#### [Dataset rows describing interfaces]
**********
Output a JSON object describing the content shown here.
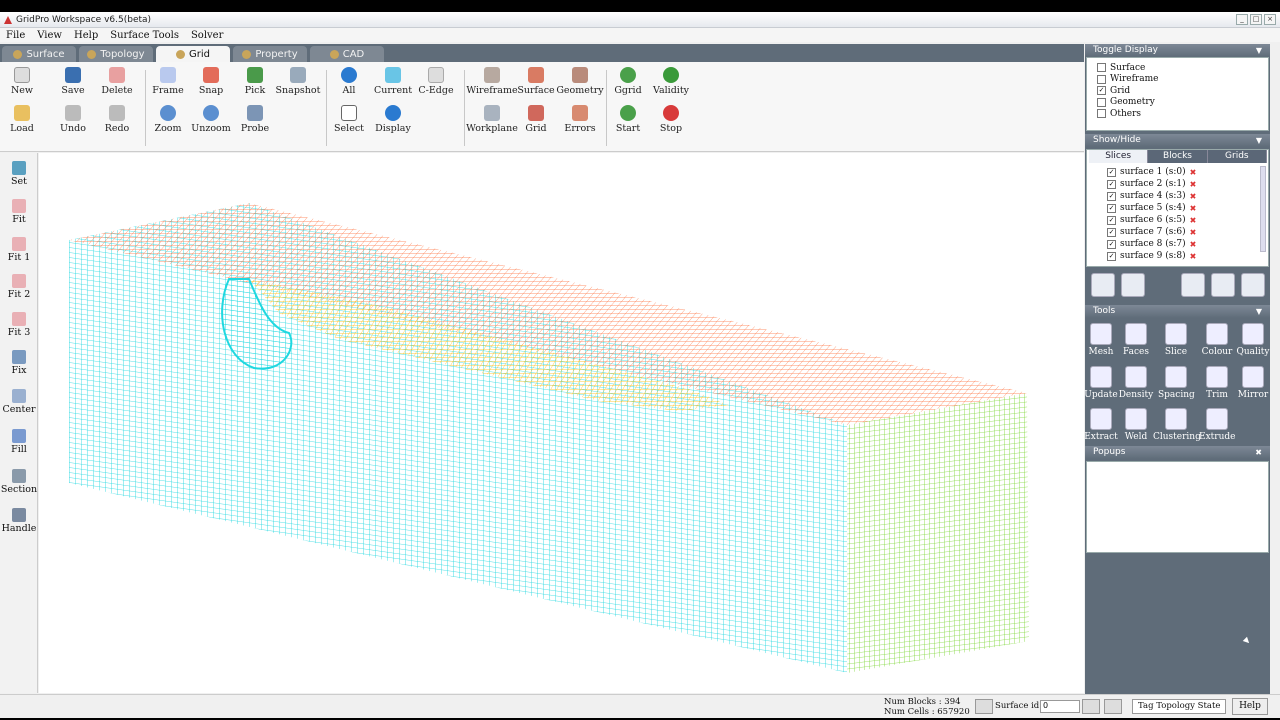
{
  "window": {
    "title": "GridPro Workspace v6.5(beta)"
  },
  "menu": [
    "File",
    "View",
    "Help",
    "Surface Tools",
    "Solver"
  ],
  "tabs": [
    "Surface",
    "Topology",
    "Grid",
    "Property",
    "CAD"
  ],
  "toolbar": {
    "new": "New",
    "save": "Save",
    "delete": "Delete",
    "frame": "Frame",
    "snap": "Snap",
    "pick": "Pick",
    "snapshot": "Snapshot",
    "load": "Load",
    "undo": "Undo",
    "redo": "Redo",
    "zoom": "Zoom",
    "unzoom": "Unzoom",
    "probe": "Probe",
    "all": "All",
    "current": "Current",
    "cedge": "C-Edge",
    "select": "Select",
    "display": "Display",
    "wireframe": "Wireframe",
    "surface": "Surface",
    "geometry": "Geometry",
    "workplane": "Workplane",
    "grid": "Grid",
    "errors": "Errors",
    "ggrid": "Ggrid",
    "validity": "Validity",
    "start": "Start",
    "stop": "Stop"
  },
  "left": [
    "Set",
    "Fit",
    "Fit 1",
    "Fit 2",
    "Fit 3",
    "Fix",
    "Center",
    "Fill",
    "Section",
    "Handle"
  ],
  "toggle_display": {
    "title": "Toggle Display",
    "items": [
      {
        "label": "Surface",
        "checked": false
      },
      {
        "label": "Wireframe",
        "checked": false
      },
      {
        "label": "Grid",
        "checked": true
      },
      {
        "label": "Geometry",
        "checked": false
      },
      {
        "label": "Others",
        "checked": false
      }
    ]
  },
  "show_hide": {
    "title": "Show/Hide",
    "tabs": [
      "Slices",
      "Blocks",
      "Grids"
    ],
    "items": [
      "surface 1 (s:0)",
      "surface 2 (s:1)",
      "surface 4 (s:3)",
      "surface 5 (s:4)",
      "surface 6 (s:5)",
      "surface 7 (s:6)",
      "surface 8 (s:7)",
      "surface 9 (s:8)"
    ]
  },
  "tools": {
    "title": "Tools",
    "items": [
      "Mesh",
      "Faces",
      "Slice",
      "Colour",
      "Quality",
      "Update",
      "Density",
      "Spacing",
      "Trim",
      "Mirror",
      "Extract",
      "Weld",
      "Clustering",
      "Extrude"
    ]
  },
  "popups": {
    "title": "Popups"
  },
  "status": {
    "blocks": "Num Blocks : 394",
    "cells": "Num Cells :   657920",
    "surface_id_label": "Surface id :",
    "surface_id_value": "0",
    "tag_state": "Tag Topology State",
    "help": "Help"
  },
  "colors": {
    "side": "#20d8e0",
    "top": "#ff7a4a",
    "yellow": "#ffc020",
    "end": "#7fd83a"
  }
}
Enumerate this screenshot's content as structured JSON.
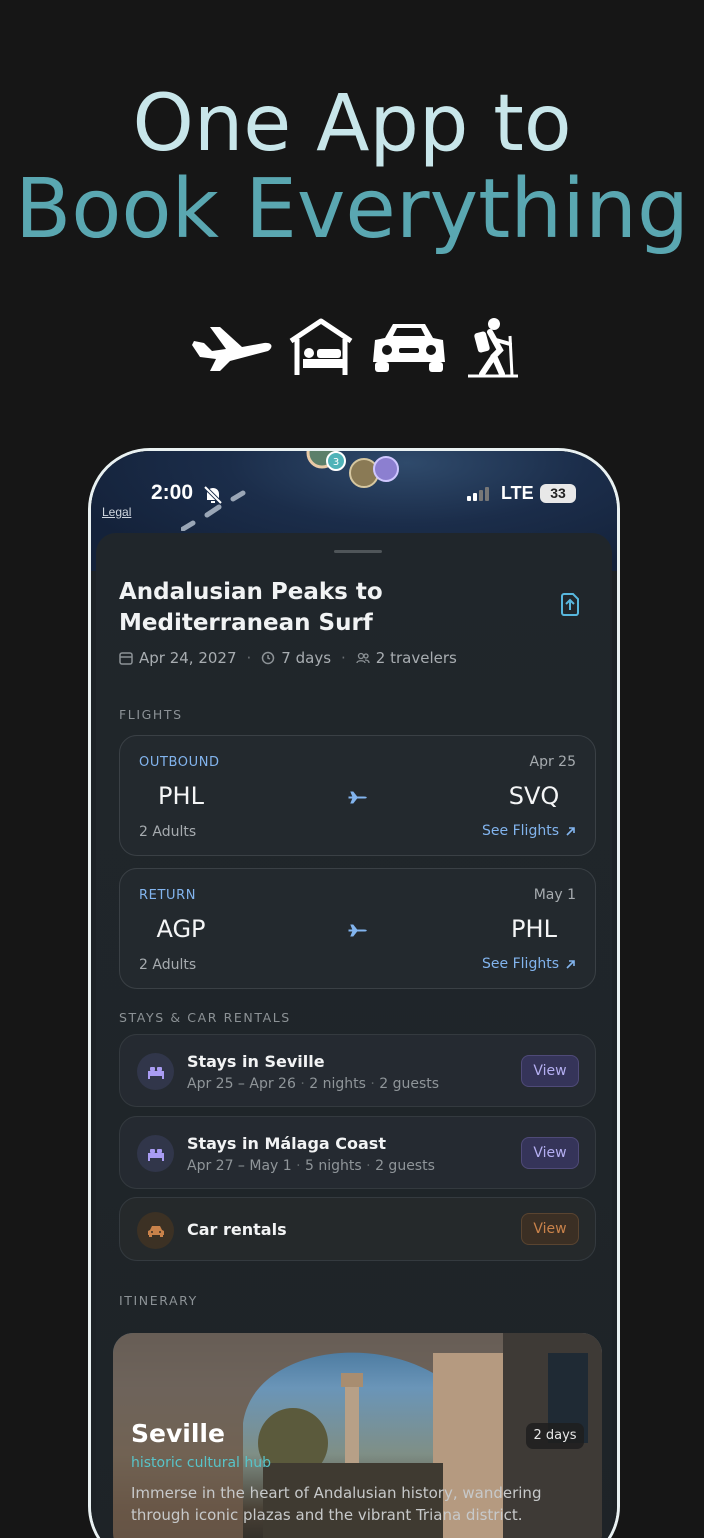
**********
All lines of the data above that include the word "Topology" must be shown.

#### [Worked solution]
    "Topology",
    "tag_state": "Tag Topology State",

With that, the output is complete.